__Problem__. Where does the word "accent" appear in the entries below? Copy each line that holds it.

- - -

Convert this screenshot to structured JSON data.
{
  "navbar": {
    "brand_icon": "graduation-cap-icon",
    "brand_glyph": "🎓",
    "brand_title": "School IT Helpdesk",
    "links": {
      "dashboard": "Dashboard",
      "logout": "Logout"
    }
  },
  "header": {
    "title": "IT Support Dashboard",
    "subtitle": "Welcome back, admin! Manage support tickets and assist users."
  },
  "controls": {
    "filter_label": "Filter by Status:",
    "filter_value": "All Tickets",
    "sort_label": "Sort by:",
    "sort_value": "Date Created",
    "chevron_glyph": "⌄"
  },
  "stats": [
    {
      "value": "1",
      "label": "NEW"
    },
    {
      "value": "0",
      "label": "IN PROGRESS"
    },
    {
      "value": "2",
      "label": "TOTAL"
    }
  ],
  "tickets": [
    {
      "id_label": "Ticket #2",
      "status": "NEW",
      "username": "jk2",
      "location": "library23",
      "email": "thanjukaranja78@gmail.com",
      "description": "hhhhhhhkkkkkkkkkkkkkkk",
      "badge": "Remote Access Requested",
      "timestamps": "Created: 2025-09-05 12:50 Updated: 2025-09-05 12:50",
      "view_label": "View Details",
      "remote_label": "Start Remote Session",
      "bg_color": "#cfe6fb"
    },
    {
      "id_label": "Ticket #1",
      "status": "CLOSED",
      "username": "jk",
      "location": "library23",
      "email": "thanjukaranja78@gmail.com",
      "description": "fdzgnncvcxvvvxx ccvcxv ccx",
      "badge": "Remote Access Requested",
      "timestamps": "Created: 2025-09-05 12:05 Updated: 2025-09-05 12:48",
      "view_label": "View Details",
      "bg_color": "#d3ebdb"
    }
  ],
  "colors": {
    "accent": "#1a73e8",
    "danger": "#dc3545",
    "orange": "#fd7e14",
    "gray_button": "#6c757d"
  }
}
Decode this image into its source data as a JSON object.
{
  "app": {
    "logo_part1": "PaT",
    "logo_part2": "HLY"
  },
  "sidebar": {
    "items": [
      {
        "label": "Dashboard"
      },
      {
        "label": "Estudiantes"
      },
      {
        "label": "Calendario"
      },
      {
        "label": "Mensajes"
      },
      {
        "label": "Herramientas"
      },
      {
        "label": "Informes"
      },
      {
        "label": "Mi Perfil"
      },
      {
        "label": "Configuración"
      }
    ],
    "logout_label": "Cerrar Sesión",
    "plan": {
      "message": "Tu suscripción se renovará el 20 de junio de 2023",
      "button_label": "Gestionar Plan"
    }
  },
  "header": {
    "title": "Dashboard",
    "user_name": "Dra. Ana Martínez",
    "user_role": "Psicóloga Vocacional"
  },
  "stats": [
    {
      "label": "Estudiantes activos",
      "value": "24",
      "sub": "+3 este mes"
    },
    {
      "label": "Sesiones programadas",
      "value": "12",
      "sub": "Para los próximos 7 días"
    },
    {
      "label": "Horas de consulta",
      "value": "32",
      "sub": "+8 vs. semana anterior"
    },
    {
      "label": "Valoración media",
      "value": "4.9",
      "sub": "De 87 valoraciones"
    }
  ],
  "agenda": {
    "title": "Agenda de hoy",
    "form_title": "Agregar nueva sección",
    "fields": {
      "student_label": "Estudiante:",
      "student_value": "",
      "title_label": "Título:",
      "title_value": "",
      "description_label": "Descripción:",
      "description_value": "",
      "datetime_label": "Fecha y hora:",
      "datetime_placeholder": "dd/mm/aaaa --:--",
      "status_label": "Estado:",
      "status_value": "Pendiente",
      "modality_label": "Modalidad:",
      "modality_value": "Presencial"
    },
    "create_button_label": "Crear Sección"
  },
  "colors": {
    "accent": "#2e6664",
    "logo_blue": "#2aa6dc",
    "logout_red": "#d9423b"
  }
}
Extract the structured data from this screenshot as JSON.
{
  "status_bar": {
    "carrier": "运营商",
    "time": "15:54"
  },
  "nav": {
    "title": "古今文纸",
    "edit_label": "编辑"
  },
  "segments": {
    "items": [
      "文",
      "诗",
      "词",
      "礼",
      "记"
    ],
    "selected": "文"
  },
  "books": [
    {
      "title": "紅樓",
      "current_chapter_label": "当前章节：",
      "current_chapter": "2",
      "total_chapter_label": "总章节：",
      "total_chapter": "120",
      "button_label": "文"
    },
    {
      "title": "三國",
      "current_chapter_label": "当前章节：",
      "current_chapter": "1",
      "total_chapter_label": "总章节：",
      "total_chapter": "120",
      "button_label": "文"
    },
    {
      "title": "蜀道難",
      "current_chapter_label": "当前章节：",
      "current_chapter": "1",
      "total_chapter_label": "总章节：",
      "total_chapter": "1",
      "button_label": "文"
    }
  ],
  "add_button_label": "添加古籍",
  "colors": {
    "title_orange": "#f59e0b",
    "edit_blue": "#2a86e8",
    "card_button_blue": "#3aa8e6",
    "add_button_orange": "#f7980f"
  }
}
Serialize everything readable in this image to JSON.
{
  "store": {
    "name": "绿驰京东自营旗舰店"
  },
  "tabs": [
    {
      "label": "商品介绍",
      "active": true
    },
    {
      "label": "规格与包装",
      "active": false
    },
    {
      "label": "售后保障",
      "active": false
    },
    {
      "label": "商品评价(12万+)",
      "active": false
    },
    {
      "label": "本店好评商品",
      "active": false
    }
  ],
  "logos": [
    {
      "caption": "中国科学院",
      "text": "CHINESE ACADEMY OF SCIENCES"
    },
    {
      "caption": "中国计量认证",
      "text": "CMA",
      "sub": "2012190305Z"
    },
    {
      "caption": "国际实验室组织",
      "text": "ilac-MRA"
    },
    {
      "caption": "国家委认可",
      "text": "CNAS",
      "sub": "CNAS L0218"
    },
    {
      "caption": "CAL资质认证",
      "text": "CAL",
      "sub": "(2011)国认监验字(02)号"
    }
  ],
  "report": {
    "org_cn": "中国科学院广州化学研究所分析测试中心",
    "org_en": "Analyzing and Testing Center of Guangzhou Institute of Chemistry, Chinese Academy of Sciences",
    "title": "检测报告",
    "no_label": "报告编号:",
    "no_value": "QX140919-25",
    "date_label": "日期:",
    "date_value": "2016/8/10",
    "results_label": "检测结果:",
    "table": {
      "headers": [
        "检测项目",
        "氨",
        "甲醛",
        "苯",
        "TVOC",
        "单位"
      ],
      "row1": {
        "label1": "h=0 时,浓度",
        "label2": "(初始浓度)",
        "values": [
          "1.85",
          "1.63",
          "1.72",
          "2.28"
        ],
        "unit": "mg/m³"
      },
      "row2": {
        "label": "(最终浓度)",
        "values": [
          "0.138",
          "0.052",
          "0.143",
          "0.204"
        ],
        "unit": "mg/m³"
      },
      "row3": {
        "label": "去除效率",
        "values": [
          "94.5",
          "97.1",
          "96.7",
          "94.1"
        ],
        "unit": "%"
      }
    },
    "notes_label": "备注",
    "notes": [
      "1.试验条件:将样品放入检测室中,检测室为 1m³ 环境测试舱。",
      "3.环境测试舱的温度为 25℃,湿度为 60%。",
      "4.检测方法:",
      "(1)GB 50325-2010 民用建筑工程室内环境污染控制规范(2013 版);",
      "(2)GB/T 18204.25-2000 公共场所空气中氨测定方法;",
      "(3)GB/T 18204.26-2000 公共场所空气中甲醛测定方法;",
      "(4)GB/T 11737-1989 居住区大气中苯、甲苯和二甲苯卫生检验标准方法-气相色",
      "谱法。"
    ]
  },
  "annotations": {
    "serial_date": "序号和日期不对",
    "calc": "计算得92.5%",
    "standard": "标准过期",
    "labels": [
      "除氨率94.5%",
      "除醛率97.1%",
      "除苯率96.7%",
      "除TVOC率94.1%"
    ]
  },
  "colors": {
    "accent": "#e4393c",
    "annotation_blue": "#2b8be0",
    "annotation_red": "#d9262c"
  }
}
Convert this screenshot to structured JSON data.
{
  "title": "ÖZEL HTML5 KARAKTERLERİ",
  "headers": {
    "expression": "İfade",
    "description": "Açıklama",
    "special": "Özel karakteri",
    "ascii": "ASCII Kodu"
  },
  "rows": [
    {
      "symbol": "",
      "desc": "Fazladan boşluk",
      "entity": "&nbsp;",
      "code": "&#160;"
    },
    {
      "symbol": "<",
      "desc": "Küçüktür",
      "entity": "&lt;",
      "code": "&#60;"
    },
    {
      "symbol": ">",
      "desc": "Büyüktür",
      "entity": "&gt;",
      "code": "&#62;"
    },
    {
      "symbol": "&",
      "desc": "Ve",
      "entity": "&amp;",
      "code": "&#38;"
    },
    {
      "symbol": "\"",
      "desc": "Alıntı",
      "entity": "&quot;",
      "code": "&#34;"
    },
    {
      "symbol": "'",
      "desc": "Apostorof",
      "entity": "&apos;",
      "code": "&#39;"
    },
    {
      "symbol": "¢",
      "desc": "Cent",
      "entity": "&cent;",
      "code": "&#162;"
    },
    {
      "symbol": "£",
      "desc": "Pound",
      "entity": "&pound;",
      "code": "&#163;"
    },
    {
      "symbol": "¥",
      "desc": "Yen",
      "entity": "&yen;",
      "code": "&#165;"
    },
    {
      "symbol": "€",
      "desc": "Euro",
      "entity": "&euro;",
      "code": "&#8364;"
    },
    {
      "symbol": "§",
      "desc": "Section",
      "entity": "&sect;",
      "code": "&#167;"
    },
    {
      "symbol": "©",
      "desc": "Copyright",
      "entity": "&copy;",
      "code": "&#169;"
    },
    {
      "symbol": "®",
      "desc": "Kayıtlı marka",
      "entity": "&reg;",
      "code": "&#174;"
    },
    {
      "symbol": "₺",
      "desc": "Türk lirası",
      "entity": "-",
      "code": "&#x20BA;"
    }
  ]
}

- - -

__Your response__.
    "accent": "#1a73e8",
    "accent": "#2e6664",
    "accent": "#e4393c",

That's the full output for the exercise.